Exercise directions :: Work through the material below line by line and say how many lines include the word "true". Only the number, please.
*** Records provided
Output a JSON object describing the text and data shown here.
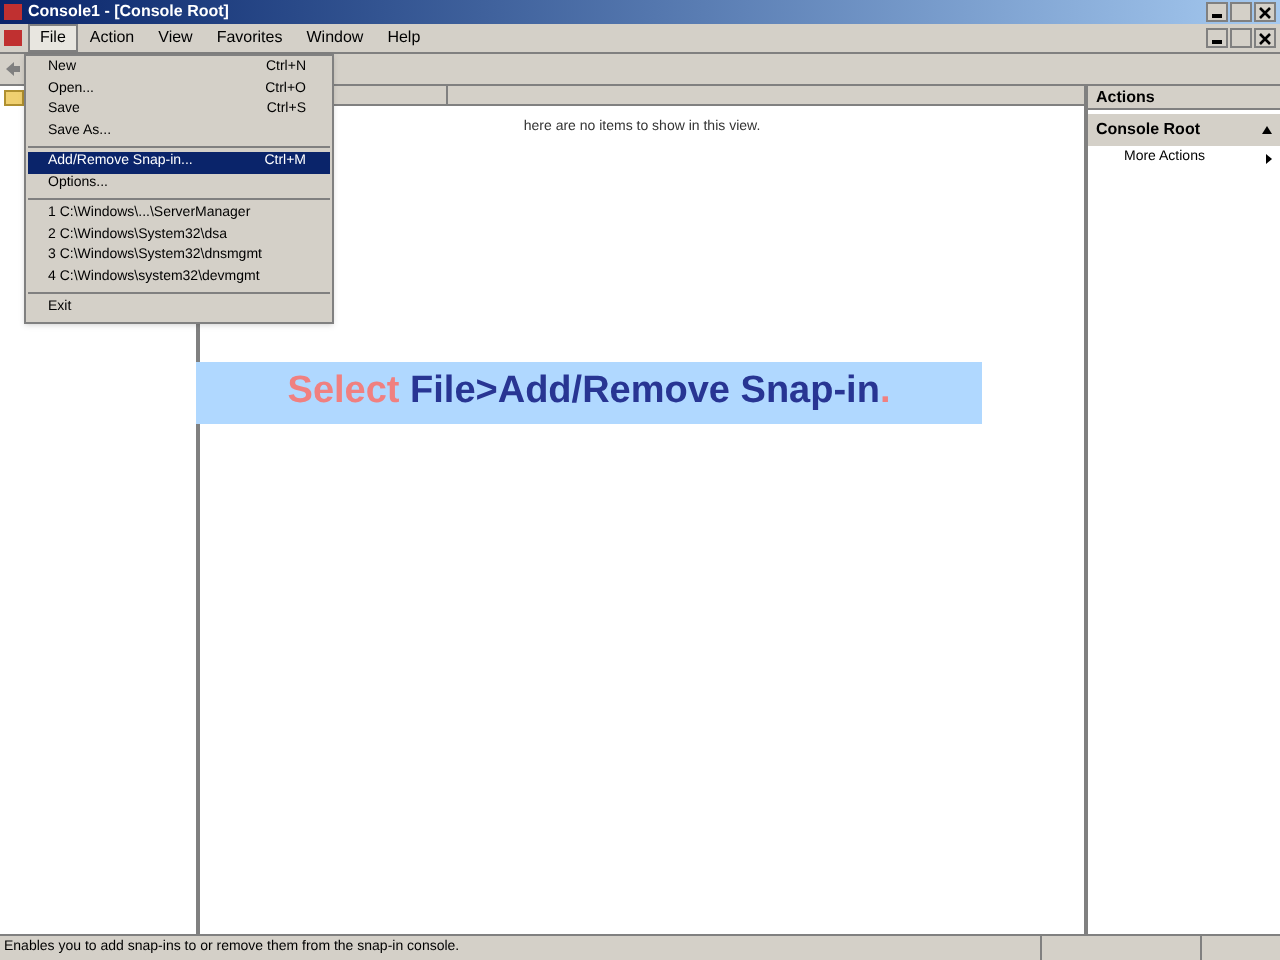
{
  "window": {
    "title": "Console1 - [Console Root]"
  },
  "menubar": [
    {
      "label": "File",
      "selected": true
    },
    {
      "label": "Action",
      "selected": false
    },
    {
      "label": "View",
      "selected": false
    },
    {
      "label": "Favorites",
      "selected": false
    },
    {
      "label": "Window",
      "selected": false
    },
    {
      "label": "Help",
      "selected": false
    }
  ],
  "file_menu": {
    "sections": [
      [
        {
          "label": "New",
          "shortcut": "Ctrl+N",
          "selected": false
        },
        {
          "label": "Open...",
          "shortcut": "Ctrl+O",
          "selected": false
        },
        {
          "label": "Save",
          "shortcut": "Ctrl+S",
          "selected": false
        },
        {
          "label": "Save As...",
          "selected": false
        }
      ],
      [
        {
          "label": "Add/Remove Snap-in...",
          "shortcut": "Ctrl+M",
          "selected": true
        },
        {
          "label": "Options...",
          "selected": false
        }
      ],
      [
        {
          "label": "1 C:\\Windows\\...\\ServerManager",
          "selected": false
        },
        {
          "label": "2 C:\\Windows\\System32\\dsa",
          "selected": false
        },
        {
          "label": "3 C:\\Windows\\System32\\dnsmgmt",
          "selected": false
        },
        {
          "label": "4 C:\\Windows\\system32\\devmgmt",
          "selected": false
        }
      ],
      [
        {
          "label": "Exit",
          "selected": false
        }
      ]
    ]
  },
  "list_view": {
    "empty_message": "here are no items to show in this view."
  },
  "actions_pane": {
    "title": "Actions",
    "section": "Console Root",
    "items": [
      "More Actions"
    ]
  },
  "callout": {
    "parts": [
      {
        "text": "Select ",
        "kind": "highlight"
      },
      {
        "text": "File>Add/Remove Snap-in",
        "kind": "plain"
      },
      {
        "text": ".",
        "kind": "highlight"
      }
    ]
  },
  "status_bar": {
    "text": "Enables you to add snap-ins to or remove them from the snap-in console."
  }
}
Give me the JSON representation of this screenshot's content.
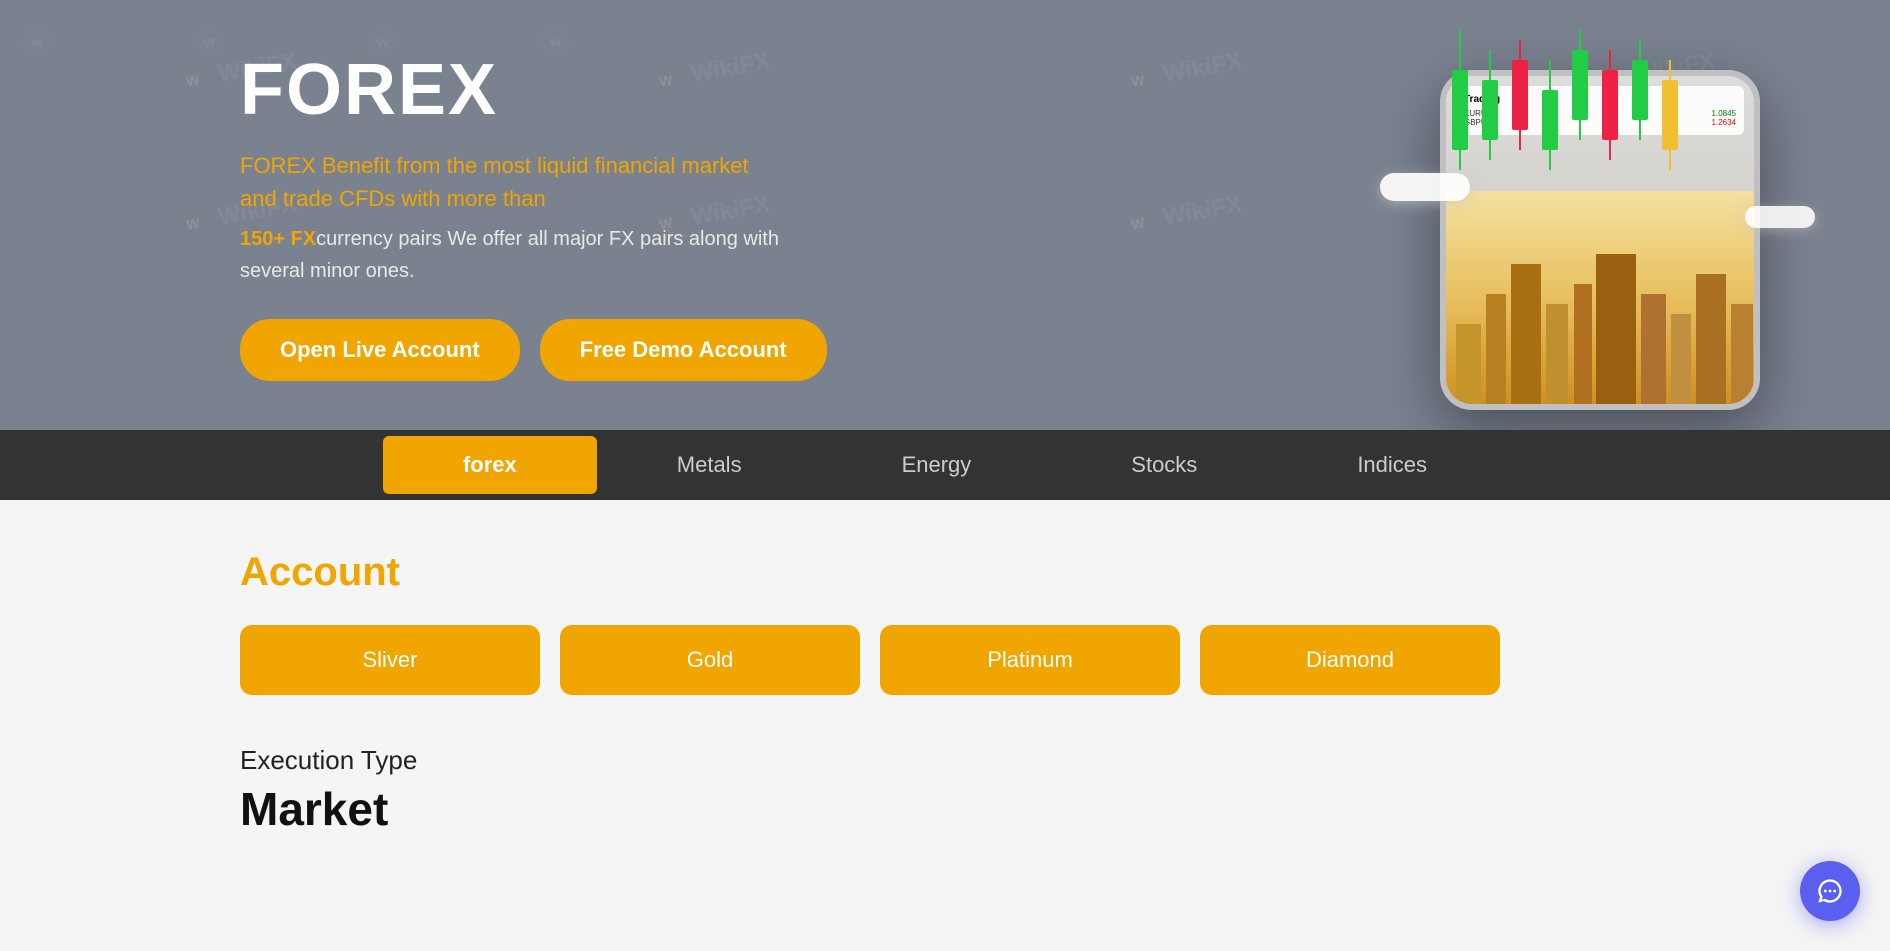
{
  "hero": {
    "title": "FOREX",
    "subtitle": "FOREX Benefit from the most liquid financial market and trade CFDs with more than",
    "desc_highlight": "150+ FX",
    "desc_rest": "currency pairs We offer all major FX pairs along with several minor ones.",
    "btn_live": "Open Live Account",
    "btn_demo": "Free Demo Account"
  },
  "tabs": [
    {
      "id": "forex",
      "label": "forex",
      "active": true
    },
    {
      "id": "metals",
      "label": "Metals",
      "active": false
    },
    {
      "id": "energy",
      "label": "Energy",
      "active": false
    },
    {
      "id": "stocks",
      "label": "Stocks",
      "active": false
    },
    {
      "id": "indices",
      "label": "Indices",
      "active": false
    }
  ],
  "main": {
    "section_title": "Account",
    "account_types": [
      {
        "id": "sliver",
        "label": "Sliver"
      },
      {
        "id": "gold",
        "label": "Gold"
      },
      {
        "id": "platinum",
        "label": "Platinum"
      },
      {
        "id": "diamond",
        "label": "Diamond"
      }
    ],
    "execution_label": "Execution Type",
    "execution_value": "Market"
  },
  "watermark": {
    "text": "WikiFX"
  },
  "chat": {
    "label": "Chat"
  }
}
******
Finished exercise :: 3